> Task directions:
For each line below that holds the word "image", make a copy.

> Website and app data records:
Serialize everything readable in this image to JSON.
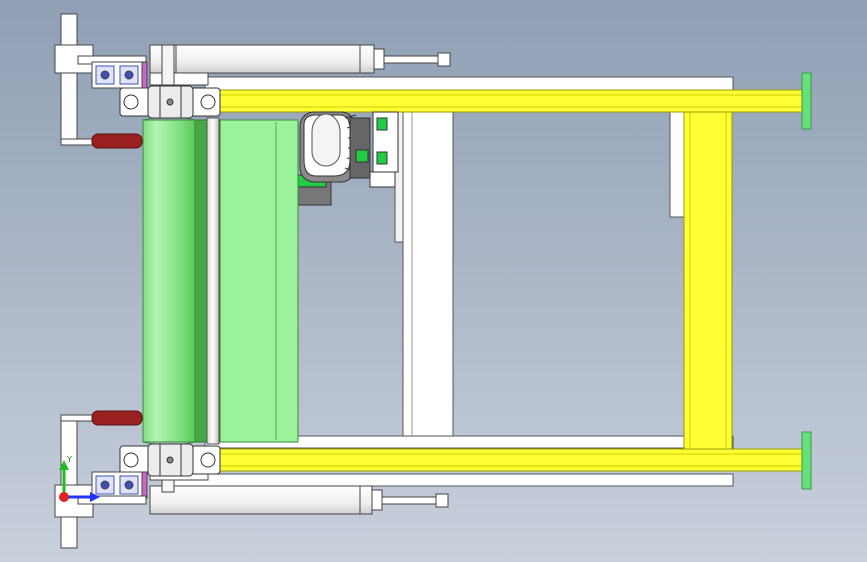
{
  "viewport": {
    "background_top": "#8f9fb4",
    "background_bottom": "#c9d0dc"
  },
  "colors": {
    "frame_yellow": "#ffff33",
    "frame_yellow_edge": "#c8c800",
    "roller_light": "#99ee99",
    "roller_mid": "#66d366",
    "roller_dark": "#3a9a3a",
    "guard_green": "#9af29a",
    "end_plate_green": "#66e07a",
    "handle_red": "#9a2020",
    "profile_blue": "#4050b0",
    "part_white": "#ffffff",
    "part_edge": "#555555"
  },
  "triad": {
    "y_axis_label": "Y",
    "y_axis_color": "#22bb22",
    "x_axis_color": "#2233ff",
    "origin_color": "#dd2222"
  }
}
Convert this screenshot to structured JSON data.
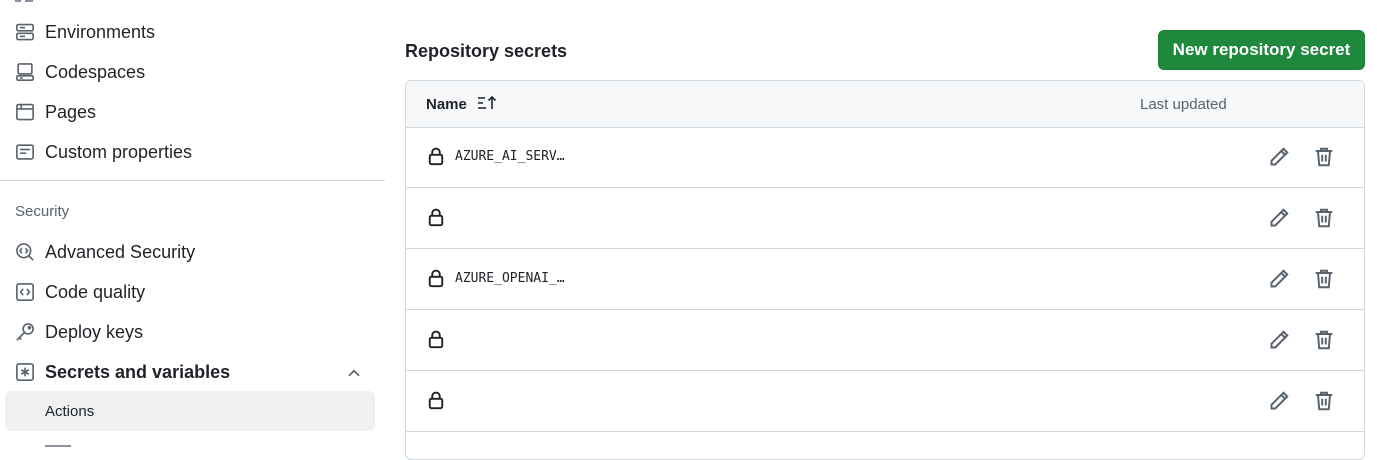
{
  "sidebar": {
    "items": [
      {
        "label": "Environments",
        "icon": "server-icon"
      },
      {
        "label": "Codespaces",
        "icon": "codespaces-icon"
      },
      {
        "label": "Pages",
        "icon": "browser-icon"
      },
      {
        "label": "Custom properties",
        "icon": "note-icon"
      }
    ],
    "security_heading": "Security",
    "security_items": [
      {
        "label": "Advanced Security",
        "icon": "codescan-icon"
      },
      {
        "label": "Code quality",
        "icon": "code-square-icon"
      },
      {
        "label": "Deploy keys",
        "icon": "key-icon"
      },
      {
        "label": "Secrets and variables",
        "icon": "asterisk-icon"
      }
    ],
    "active_sub_item": "Actions"
  },
  "main": {
    "title": "Repository secrets",
    "new_button": "New repository secret",
    "table": {
      "col_name": "Name",
      "col_updated": "Last updated",
      "rows": [
        {
          "name": "AZURE_AI_SERV…"
        },
        {
          "name": ""
        },
        {
          "name": "AZURE_OPENAI_…"
        },
        {
          "name": ""
        },
        {
          "name": ""
        }
      ]
    }
  },
  "colors": {
    "accent_green": "#1f883d",
    "border": "#d1d9e0",
    "muted_text": "#59636e",
    "active_bg": "#eef0f2"
  }
}
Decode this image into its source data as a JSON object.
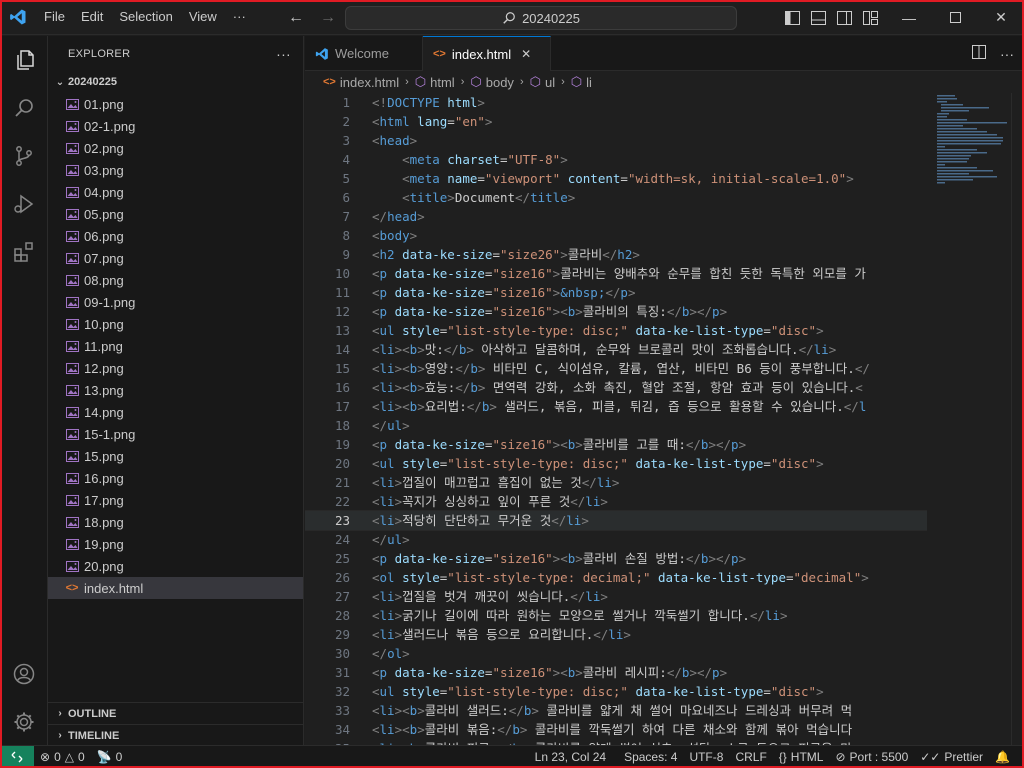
{
  "menu": [
    "File",
    "Edit",
    "Selection",
    "View",
    "···"
  ],
  "search": {
    "text": "20240225"
  },
  "explorer": {
    "title": "EXPLORER",
    "more": "···",
    "folder": "20240225",
    "files": [
      "01.png",
      "02-1.png",
      "02.png",
      "03.png",
      "04.png",
      "05.png",
      "06.png",
      "07.png",
      "08.png",
      "09-1.png",
      "10.png",
      "11.png",
      "12.png",
      "13.png",
      "14.png",
      "15-1.png",
      "15.png",
      "16.png",
      "17.png",
      "18.png",
      "19.png",
      "20.png"
    ],
    "active_file": "index.html",
    "outline": "OUTLINE",
    "timeline": "TIMELINE"
  },
  "tabs": [
    {
      "label": "Welcome",
      "active": false
    },
    {
      "label": "index.html",
      "active": true
    }
  ],
  "breadcrumb": [
    "index.html",
    "html",
    "body",
    "ul",
    "li"
  ],
  "editor": {
    "current_line": 23,
    "lines": [
      "<!DOCTYPE html>",
      "<html lang=\"en\">",
      "<head>",
      "    <meta charset=\"UTF-8\">",
      "    <meta name=\"viewport\" content=\"width=sk, initial-scale=1.0\">",
      "    <title>Document</title>",
      "</head>",
      "<body>",
      "<h2 data-ke-size=\"size26\">콜라비</h2>",
      "<p data-ke-size=\"size16\">콜라비는 양배추와 순무를 합친 듯한 독특한 외모를 가",
      "<p data-ke-size=\"size16\">&nbsp;</p>",
      "<p data-ke-size=\"size16\"><b>콜라비의 특징:</b></p>",
      "<ul style=\"list-style-type: disc;\" data-ke-list-type=\"disc\">",
      "<li><b>맛:</b> 아삭하고 달콤하며, 순무와 브로콜리 맛이 조화롭습니다.</li>",
      "<li><b>영양:</b> 비타민 C, 식이섬유, 칼륨, 엽산, 비타민 B6 등이 풍부합니다.</",
      "<li><b>효능:</b> 면역력 강화, 소화 촉진, 혈압 조절, 항암 효과 등이 있습니다.<",
      "<li><b>요리법:</b> 샐러드, 볶음, 피클, 튀김, 즙 등으로 활용할 수 있습니다.</l",
      "</ul>",
      "<p data-ke-size=\"size16\"><b>콜라비를 고를 때:</b></p>",
      "<ul style=\"list-style-type: disc;\" data-ke-list-type=\"disc\">",
      "<li>껍질이 매끄럽고 흠집이 없는 것</li>",
      "<li>꼭지가 싱싱하고 잎이 푸른 것</li>",
      "<li>적당히 단단하고 무거운 것</li>",
      "</ul>",
      "<p data-ke-size=\"size16\"><b>콜라비 손질 방법:</b></p>",
      "<ol style=\"list-style-type: decimal;\" data-ke-list-type=\"decimal\">",
      "<li>껍질을 벗겨 깨끗이 씻습니다.</li>",
      "<li>굵기나 길이에 따라 원하는 모양으로 썰거나 깍둑썰기 합니다.</li>",
      "<li>샐러드나 볶음 등으로 요리합니다.</li>",
      "</ol>",
      "<p data-ke-size=\"size16\"><b>콜라비 레시피:</b></p>",
      "<ul style=\"list-style-type: disc;\" data-ke-list-type=\"disc\">",
      "<li><b>콜라비 샐러드:</b> 콜라비를 얇게 채 썰어 마요네즈나 드레싱과 버무려 먹",
      "<li><b>콜라비 볶음:</b> 콜라비를 깍둑썰기 하여 다른 채소와 함께 볶아 먹습니다",
      "<li><b>콜라비 피클:</b> 콜라비를 얇게 썰어 식초, 설탕, 소금 등으로 피클을 만"
    ]
  },
  "status": {
    "errors": "0",
    "warnings": "0",
    "ports": "0",
    "position": "Ln 23, Col 24",
    "spaces": "Spaces: 4",
    "encoding": "UTF-8",
    "eol": "CRLF",
    "language": "HTML",
    "port": "Port : 5500",
    "formatter": "Prettier"
  },
  "colors": {
    "accent": "#0078d4",
    "remote": "#16825d",
    "tag": "#569cd6",
    "attr": "#9cdcfe",
    "string": "#ce9178"
  }
}
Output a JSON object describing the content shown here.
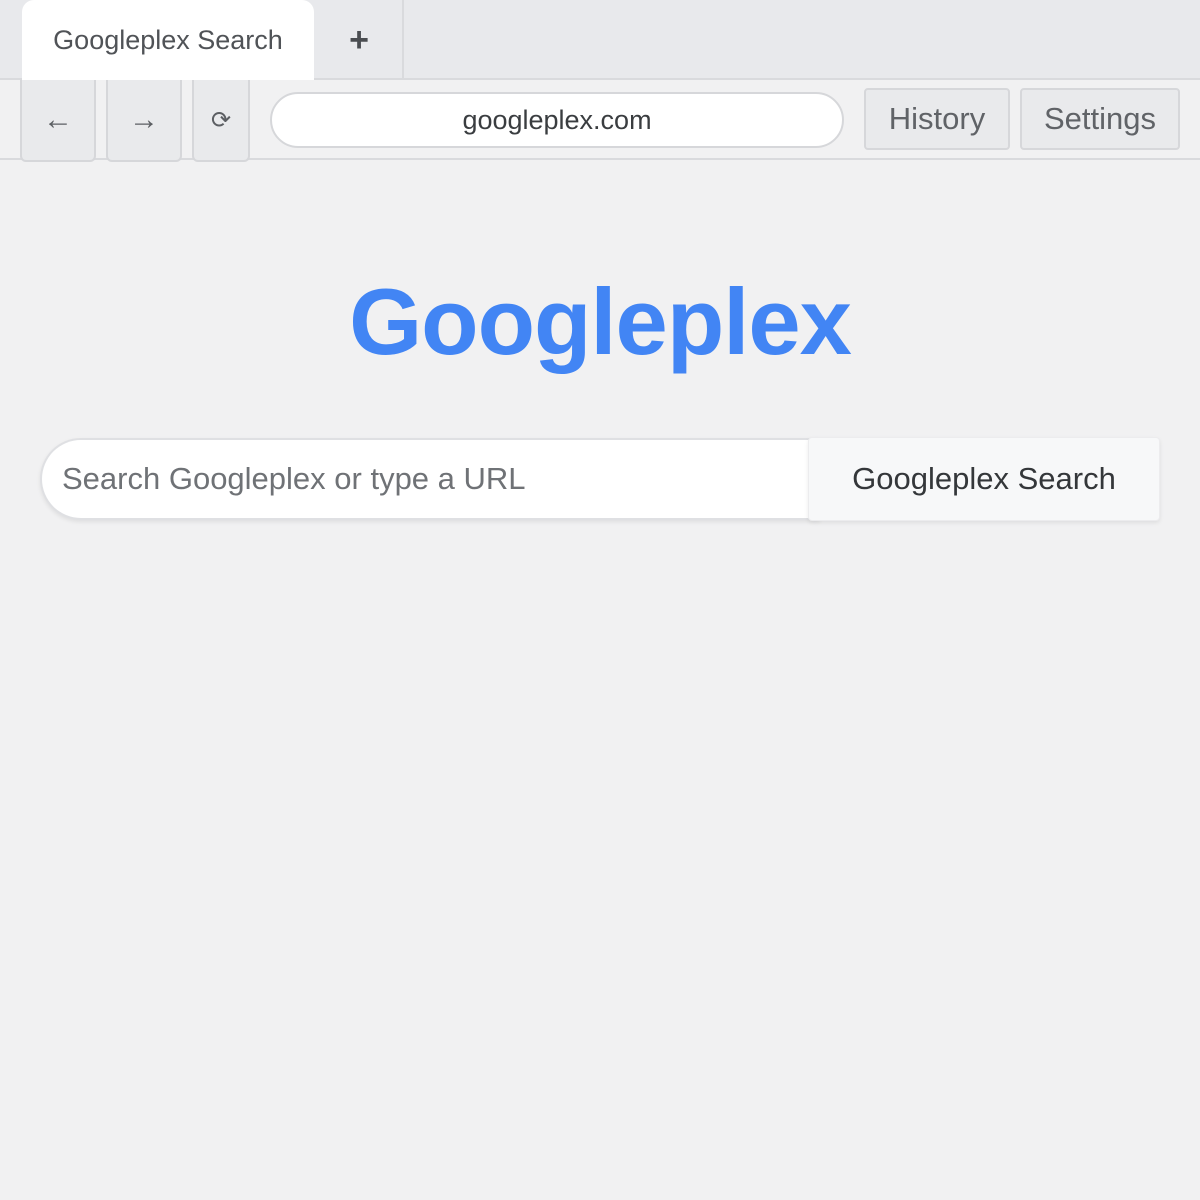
{
  "tabs": [
    {
      "label": "Googleplex Search",
      "active": true
    }
  ],
  "tabbar": {
    "new_tab_label": "+"
  },
  "toolbar": {
    "back_label": "←",
    "forward_label": "→",
    "reload_label": "⟳",
    "address": "googleplex.com",
    "history_label": "History",
    "settings_label": "Settings"
  },
  "page": {
    "logo_text": "Googleplex",
    "logo_color": "#4285f4",
    "search_placeholder": "Search Googleplex or type a URL",
    "search_value": "",
    "search_button_label": "Googleplex Search"
  }
}
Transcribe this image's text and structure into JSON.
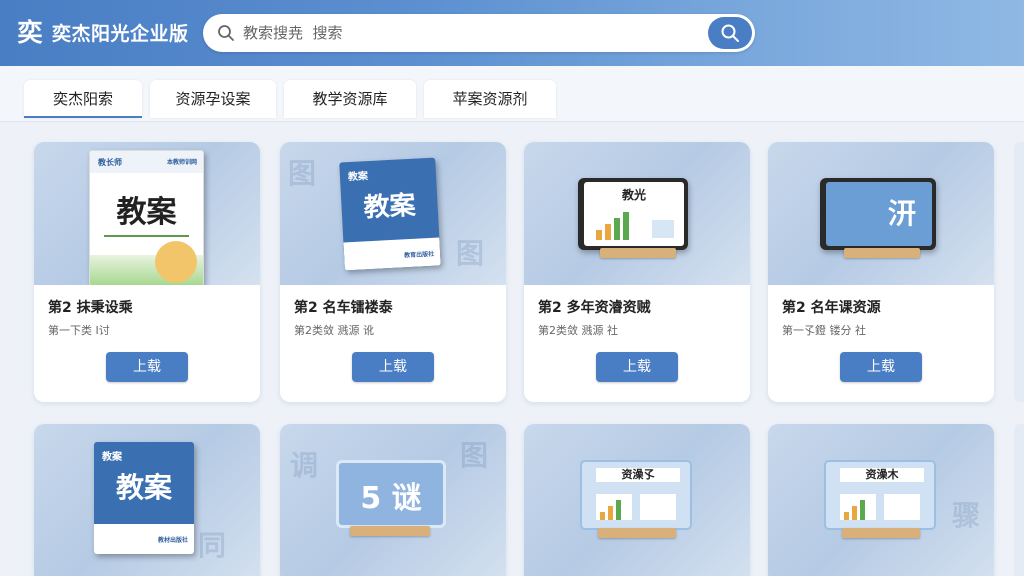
{
  "header": {
    "logo_glyph": "奕",
    "app_title": "奕杰阳光企业版",
    "search_placeholder": "教索搜尭  搜索"
  },
  "tabs": [
    {
      "label": "奕杰阳索",
      "active": true
    },
    {
      "label": "资源孕设案",
      "active": false
    },
    {
      "label": "教学资源库",
      "active": false
    },
    {
      "label": "苹案资源剂",
      "active": false
    }
  ],
  "cards": [
    {
      "title": "第2 抹秉设乘",
      "subtitle": "第一下类 I讨",
      "button": "上载",
      "thumb": {
        "type": "book-white",
        "cover_title": "教案",
        "badge": "教长师",
        "publisher": "本教师训网"
      }
    },
    {
      "title": "第2 名车镭褛泰",
      "subtitle": "第2类敛  溅源 讹",
      "button": "上载",
      "thumb": {
        "type": "book-blue",
        "cover_title": "教案",
        "badge": "教案",
        "publisher": "教育出版社"
      }
    },
    {
      "title": "第2 多年资濬资贼",
      "subtitle": "第2类敛  溅源 社",
      "button": "上载",
      "thumb": {
        "type": "tablet-chart",
        "screen_title": "教光"
      }
    },
    {
      "title": "第2 名年课资源",
      "subtitle": "第一孓鐙  镂分 社",
      "button": "上载",
      "thumb": {
        "type": "tablet-blue",
        "screen_title": "汧"
      }
    },
    {
      "title": "",
      "subtitle": "",
      "button": "",
      "thumb": {
        "type": "book-blue",
        "cover_title": "教案",
        "badge": "教案",
        "publisher": "教材出版社"
      }
    },
    {
      "title": "",
      "subtitle": "",
      "button": "",
      "thumb": {
        "type": "panel-text",
        "screen_title": "5 谜"
      }
    },
    {
      "title": "",
      "subtitle": "",
      "button": "",
      "thumb": {
        "type": "panel-chart",
        "screen_title": "资澡孓"
      }
    },
    {
      "title": "",
      "subtitle": "",
      "button": "",
      "thumb": {
        "type": "panel-chart",
        "screen_title": "资澡木"
      }
    }
  ],
  "colors": {
    "header_start": "#4a7ec4",
    "header_end": "#8fb8e4",
    "accent": "#4a7ec4",
    "book_blue": "#3a6fb2",
    "stand_wood": "#d9b07a"
  },
  "icons": {
    "search_left": "search-icon",
    "search_button": "search-icon"
  }
}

> Answer to this exercise:
Serialize everything readable in this image to JSON.
Decode this image into its source data as a JSON object.
Transcribe this image's text and structure into JSON.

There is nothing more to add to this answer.